Happy New Year! May 2017 be kinder to us all. Continue reading
[Cross-posted at Love in the Time of Chasmosaurs.]
Three years later, the resulting set of three illustrations — a race between an Olorotitan and a Tarbosaurus — was finally published in the press release for a study of hadrosaur locomotion by Dr. Phil Currie and Scott Persons, which a few readers may already be familiar with, either independently or via the Chasmosaurs Facebook page. There is also a podcast about the research. Here, for your delectation and privilege (or indeed indifference and ennui, so please you) are the illustrations at a much larger size, which can be opened out in a new tab/window for full-view if you wish. Much of the comic expression in the dinosaurs’ eyes are missed in reduction — something which I hadn’t accounted for when I drew them.
The Aesop analogy subsequently repeated in the article was one which had actually occurred to Scott as a result of my original submission, as quoted in my linked Himmapaanensis post above: ‘…this is a charming twist (and one I had not anticipated). I like it very much!’ I readily confess that my simple little ego was considerably flattered by this.
There is also a story behind the flag-waving Protoceratops, who was originally accompanied by a much more incongruous figure (again, for the sake of this post’s conciseness, please see the first link for this). I don’t know, you’d think I had a penchant for such a thing…
Prints of the illustrations were donated to the silent auction at the Alberta Dinosaur Research Institute fundraising dinner this past weekend. Sean Willett of the Dragon Tongues podcast (whom Marc and I had the great pleasure of meeting and speaking to at the first TetZooCon, and for whom David recently completed a new logo) had very kindly placed a bid on them. He informs me that the prints finally sold for over $100.
Of course, given that it has been three years since their creation, there are several things I would do differently now. So consider this the appropriate disclaimer/apology for any obvious shortcomings. I do know, however, that I would relish more such opportunities for playful pictures accompanying serious research in formal publications. Can we make this A Thing, please?

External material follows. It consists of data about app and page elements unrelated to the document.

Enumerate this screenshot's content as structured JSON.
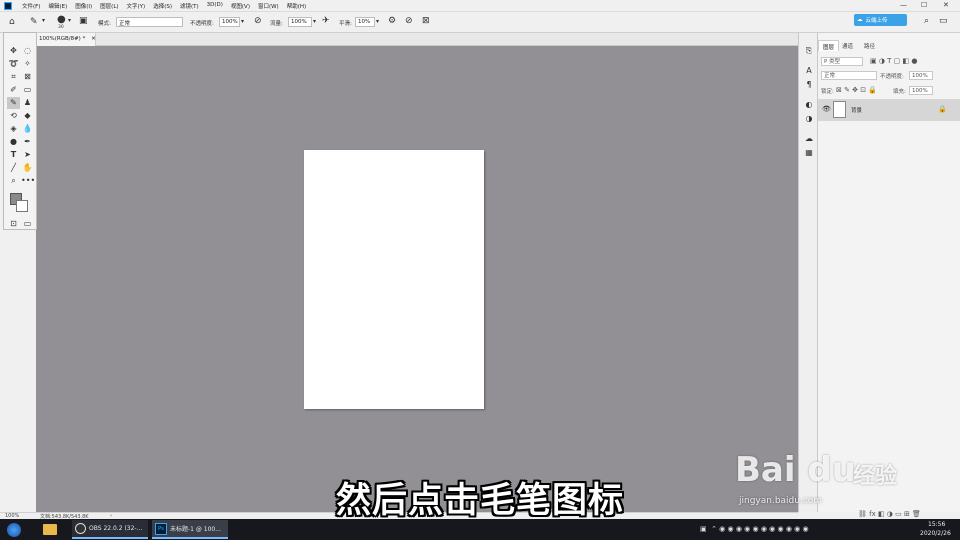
{
  "menubar": {
    "items": [
      "文件(F)",
      "编辑(E)",
      "图像(I)",
      "图层(L)",
      "文字(Y)",
      "选择(S)",
      "滤镜(T)",
      "3D(D)",
      "视图(V)",
      "窗口(W)",
      "帮助(H)"
    ],
    "minimize": "—",
    "maximize": "☐",
    "close": "✕"
  },
  "options": {
    "brush_size": "30",
    "mode_label": "模式:",
    "mode_value": "正常",
    "opacity_label": "不透明度:",
    "opacity_value": "100%",
    "flow_label": "流量:",
    "flow_value": "100%",
    "smoothing_label": "平滑:",
    "smoothing_value": "10%",
    "cloud_upload": "云端上传"
  },
  "document": {
    "tab_title": "100%(RGB/8#) *",
    "close_glyph": "✕"
  },
  "panel": {
    "tabs": [
      "图层",
      "通道",
      "路径"
    ],
    "kind_filter": "P 类型",
    "blend_mode": "正常",
    "opacity_label": "不透明度:",
    "opacity_value": "100%",
    "lock_label": "锁定:",
    "fill_label": "填充:",
    "fill_value": "100%",
    "layer_name": "背景"
  },
  "status": {
    "zoom": "100%",
    "doc_info": "文档:543.8K/543.8K",
    "arrow": "›"
  },
  "taskbar": {
    "obs_label": "OBS 22.0.2 (32-...",
    "ps_label": "未标题-1 @ 100...",
    "ps_badge": "Ps",
    "time": "15:56",
    "date": "2020/2/26"
  },
  "subtitle": "然后点击毛笔图标",
  "watermark": {
    "logo": "Bai du",
    "cn": "经验",
    "url": "jingyan.baidu.com"
  },
  "colors": {
    "canvas_bg": "#929095",
    "accent": "#3ba2e8",
    "ps_blue": "#31a8ff",
    "taskbar": "#16181e",
    "doc": "#ffffff"
  }
}
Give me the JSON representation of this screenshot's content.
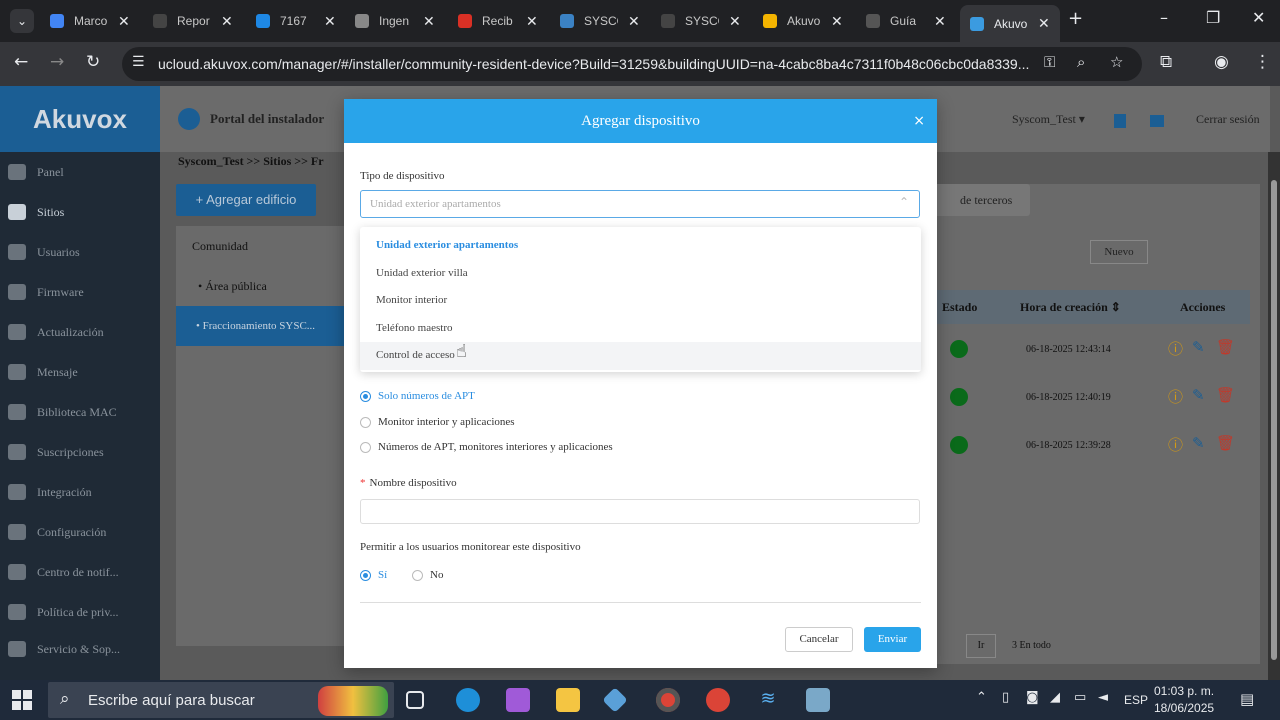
{
  "browser": {
    "tabs": [
      {
        "title": "Marco",
        "color": "#4285f4"
      },
      {
        "title": "Repor",
        "color": "#444"
      },
      {
        "title": "7167",
        "color": "#1e88e5"
      },
      {
        "title": "Ingen",
        "color": "#888"
      },
      {
        "title": "Recib",
        "color": "#d93025"
      },
      {
        "title": "SYSCO",
        "color": "#3b82c4"
      },
      {
        "title": "SYSCO",
        "color": "#444"
      },
      {
        "title": "Akuvo",
        "color": "#f4b400"
      },
      {
        "title": "Guía",
        "color": "#555"
      },
      {
        "title": "Akuvo",
        "color": "#3b9be0"
      }
    ],
    "url": "ucloud.akuvox.com/manager/#/installer/community-resident-device?Build=31259&buildingUUID=na-4cabc8ba4c7311f0b48c06cbc0da8339..."
  },
  "app": {
    "logo": "Akuvox",
    "portal_title": "Portal del instalador",
    "user": "Syscom_Test ▾",
    "logout": "Cerrar sesión",
    "sidebar": [
      {
        "label": "Panel"
      },
      {
        "label": "Sitios"
      },
      {
        "label": "Usuarios"
      },
      {
        "label": "Firmware"
      },
      {
        "label": "Actualización"
      },
      {
        "label": "Mensaje"
      },
      {
        "label": "Biblioteca MAC"
      },
      {
        "label": "Suscripciones"
      },
      {
        "label": "Integración"
      },
      {
        "label": "Configuración"
      },
      {
        "label": "Centro de notif..."
      },
      {
        "label": "Política de priv..."
      },
      {
        "label": "Servicio & Sop..."
      }
    ],
    "breadcrumb": "Syscom_Test >> Sitios >> Fr",
    "add_building": "+ Agregar edificio",
    "tree": [
      "Comunidad",
      "• Área pública",
      "• Fraccionamiento SYSC..."
    ],
    "third_party": "de terceros",
    "new_button": "Nuevo",
    "table_headers": {
      "status": "Estado",
      "created": "Hora de creación ⇕",
      "actions": "Acciones"
    },
    "rows": [
      {
        "time": "06-18-2025 12:43:14"
      },
      {
        "time": "06-18-2025 12:40:19"
      },
      {
        "time": "06-18-2025 12:39:28"
      }
    ],
    "pager_go": "Ir",
    "pager_total": "3 En todo"
  },
  "modal": {
    "title": "Agregar dispositivo",
    "close": "×",
    "device_type_label": "Tipo de dispositivo",
    "device_type_value": "Unidad exterior apartamentos",
    "options": [
      "Unidad exterior apartamentos",
      "Unidad exterior villa",
      "Monitor interior",
      "Teléfono maestro",
      "Control de acceso"
    ],
    "radio_group": [
      "Solo números de APT",
      "Monitor interior y aplicaciones",
      "Números de APT, monitores interiores y aplicaciones"
    ],
    "name_label": "Nombre dispositivo",
    "name_value": "",
    "monitor_label": "Permitir a los usuarios monitorear este dispositivo",
    "monitor_yes": "Sí",
    "monitor_no": "No",
    "cancel": "Cancelar",
    "submit": "Enviar"
  },
  "taskbar": {
    "search_placeholder": "Escribe aquí para buscar",
    "language": "ESP",
    "time": "01:03 p. m.",
    "date": "18/06/2025"
  }
}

I haven’t really used fineliners extensively in years as their resolute uniformity of line can be frustrating. But I wanted to try out the new Derwent Graphik Line Makers when they were recommended by my friend and fellow artist, Claudia Hahn. I trust Derwent’s quality — and sepia fineliners are so rare. The line weight issue aside, I really do enjoy these as the ink flows so smoothly. It’s a little like drawing with a fountain pen, but without the flex of the nib (although most modern fountain pens have rigid nibs, too, which is also frustrating, but I digress…). The ink is also pigmented, waterproof, and lightfast.

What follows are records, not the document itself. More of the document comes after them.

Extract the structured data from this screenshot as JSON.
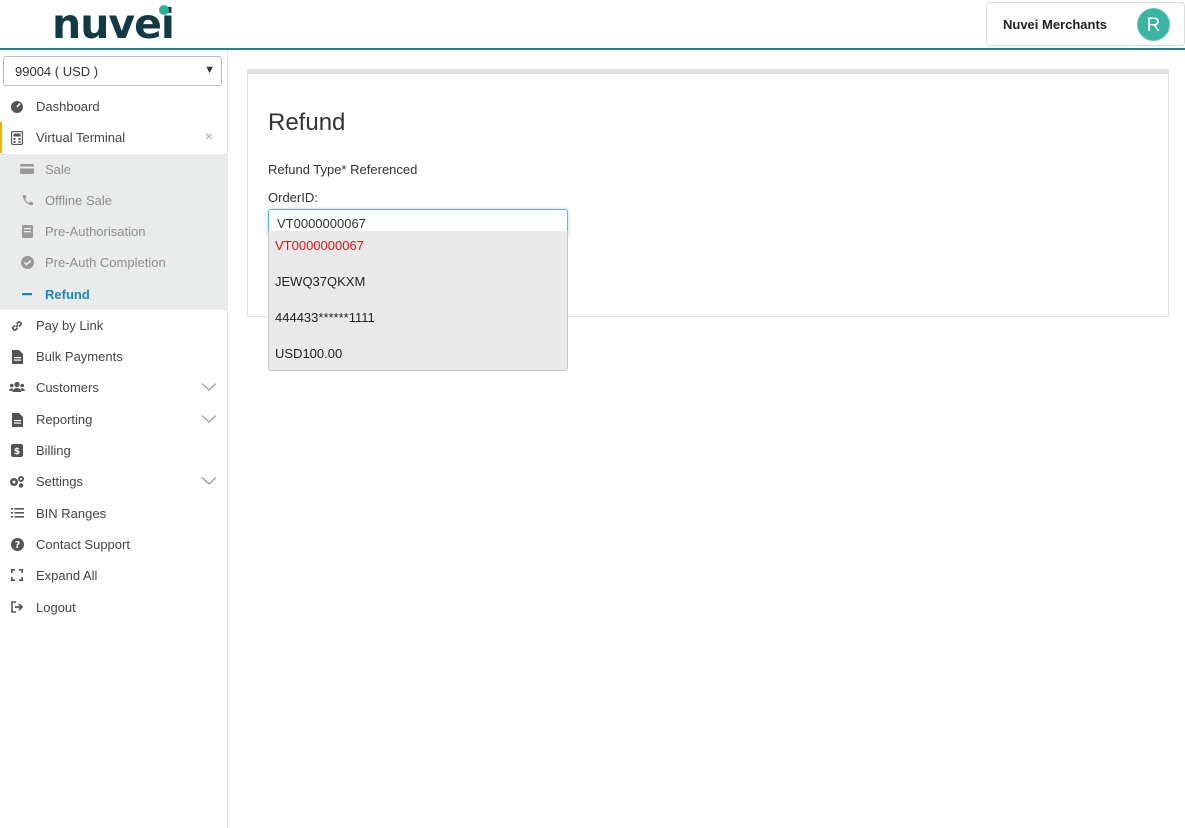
{
  "header": {
    "logo_text": "nuvei",
    "user_name": "Nuvei Merchants",
    "avatar_letter": "R"
  },
  "sidebar": {
    "account_select": "99004 ( USD )",
    "items": {
      "dashboard": "Dashboard",
      "virtual_terminal": "Virtual Terminal",
      "pay_by_link": "Pay by Link",
      "bulk_payments": "Bulk Payments",
      "customers": "Customers",
      "reporting": "Reporting",
      "billing": "Billing",
      "settings": "Settings",
      "bin_ranges": "BIN Ranges",
      "contact_support": "Contact Support",
      "expand_all": "Expand All",
      "logout": "Logout"
    },
    "submenu": {
      "sale": "Sale",
      "offline_sale": "Offline Sale",
      "pre_authorisation": "Pre-Authorisation",
      "pre_auth_completion": "Pre-Auth Completion",
      "refund": "Refund"
    },
    "close_symbol": "×"
  },
  "main": {
    "title": "Refund",
    "refund_type_label": "Refund Type* Referenced",
    "order_id_label": "OrderID:",
    "order_id_value": "VT0000000067",
    "suggestions": [
      "VT0000000067",
      "JEWQ37QKXM",
      "444433******1111",
      "USD100.00"
    ]
  },
  "colors": {
    "accent": "#2a7f8c",
    "active_link": "#1c86b8",
    "highlight_red": "#d11a1a",
    "avatar_bg": "#3cb4a2"
  }
}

A drawing I made for the Facebook page of Love in the time of Chasmosaurs to celebrate its having gained over 1,000 subscribers. Once again, I tried so not to fuss and labour over this and to just produce a relatively quick sketch. Once again, I failed.
Quick observers will have noted that the flying carpet and lamp are in reference to the One Thousand and One Nights, in honour of the milestone.

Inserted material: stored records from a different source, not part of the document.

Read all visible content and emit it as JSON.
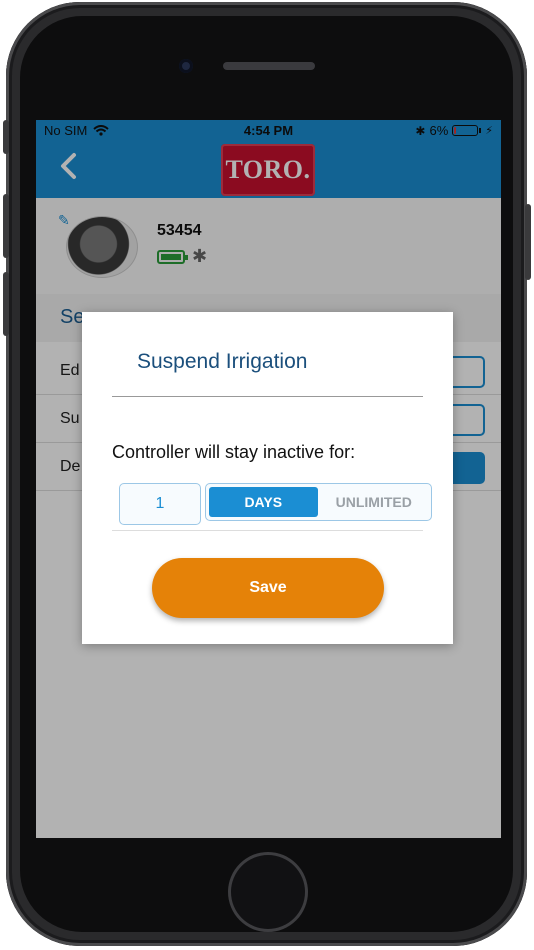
{
  "status_bar": {
    "carrier": "No SIM",
    "time": "4:54 PM",
    "battery_percent": "6%",
    "battery_level": 0.06
  },
  "nav": {
    "logo_text": "TORO."
  },
  "device": {
    "name": "53454"
  },
  "background": {
    "section_title": "Se",
    "rows": [
      {
        "label": "Ed"
      },
      {
        "label": "Su"
      },
      {
        "label": "De"
      }
    ]
  },
  "modal": {
    "title": "Suspend Irrigation",
    "message": "Controller will stay inactive for:",
    "quantity_value": "1",
    "options": [
      {
        "label": "DAYS",
        "selected": true
      },
      {
        "label": "UNLIMITED",
        "selected": false
      }
    ],
    "save_label": "Save"
  },
  "colors": {
    "accent_blue": "#1b8ed3",
    "toro_red": "#c8102e",
    "save_orange": "#e58208"
  }
}
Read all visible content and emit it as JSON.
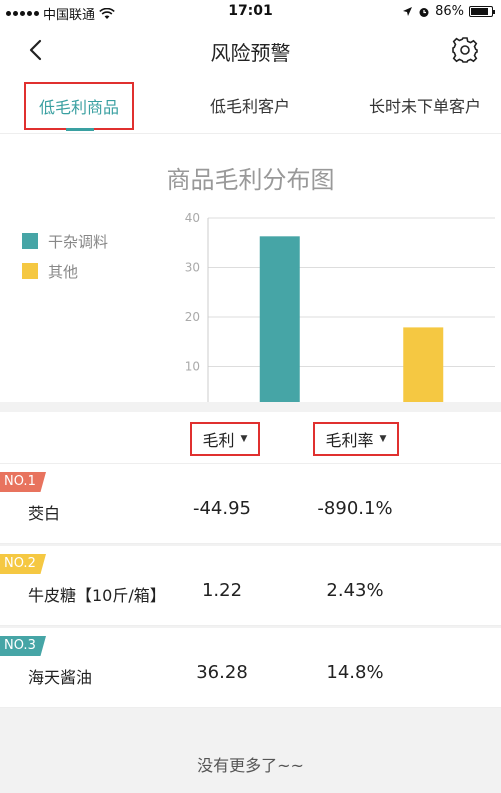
{
  "status": {
    "carrier": "中国联通",
    "time": "17:01",
    "battery": "86%",
    "battery_level": 0.86
  },
  "nav": {
    "title": "风险预警"
  },
  "tabs": [
    {
      "label": "低毛利商品"
    },
    {
      "label": "低毛利客户"
    },
    {
      "label": "长时未下单客户"
    }
  ],
  "chart_data": {
    "type": "bar",
    "title": "商品毛利分布图",
    "categories": [
      "干杂调料",
      "其他"
    ],
    "series": [
      {
        "name": "干杂调料",
        "values": [
          36.3,
          null
        ],
        "color": "#46a5a6"
      },
      {
        "name": "其他",
        "values": [
          null,
          17.9
        ],
        "color": "#f5c842"
      }
    ],
    "yticks": [
      10,
      20,
      30,
      40
    ],
    "ylim": [
      0,
      40
    ],
    "grid": true,
    "legend": "left"
  },
  "table": {
    "headers": [
      {
        "label": "毛利"
      },
      {
        "label": "毛利率"
      }
    ],
    "rows": [
      {
        "rank": "NO.1",
        "rank_color": "#e8735e",
        "name": "茭白",
        "margin": "-44.95",
        "rate": "-890.1%"
      },
      {
        "rank": "NO.2",
        "rank_color": "#f5c842",
        "name": "牛皮糖【10斤/箱】",
        "margin": "1.22",
        "rate": "2.43%"
      },
      {
        "rank": "NO.3",
        "rank_color": "#46a5a6",
        "name": "海天酱油",
        "margin": "36.28",
        "rate": "14.8%"
      }
    ]
  },
  "footer": {
    "message": "没有更多了~~"
  }
}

This illustration was commissioned by the Science Faculty of the University of Alberta for their holiday card this year. It revisits an older Holiday Hadrosaur theme of mine, only with an Edmontosaurus rather than a Parasaurolophus this time, for fairly obvious reasons. A Pachyrhinosaurus and a pair of Troodon round off the sympatric saurian cast. You may also recognise the familiar turbaned figure in one of the handlers. He recurs frequently in my work.
In the wake of completing this illustration, the discovery that Edmontosaurus actually had a rooster-like fleshy comb was finally published. You may imagine how I felt. I have expediently decided that my Edmontosaurus here is female (her name is Cybele). I can stick with that for now.
This tiny painting (roughly postcard size) is a much belated birthday Triceratops for my friend, Christopher DiPiazza of Jersey Boys Hunt Dinosaurs. I do apologise for there being rather many illustrations of the three-horned one of late. It just happens to be a favourite of several friends.
Watercolour on Bockingford cold pressed, 147 x 103mm. The full view here is larger than the original.
Detail of the Triceratops, which in the original is approximately 70mm long in a straight horizontal line.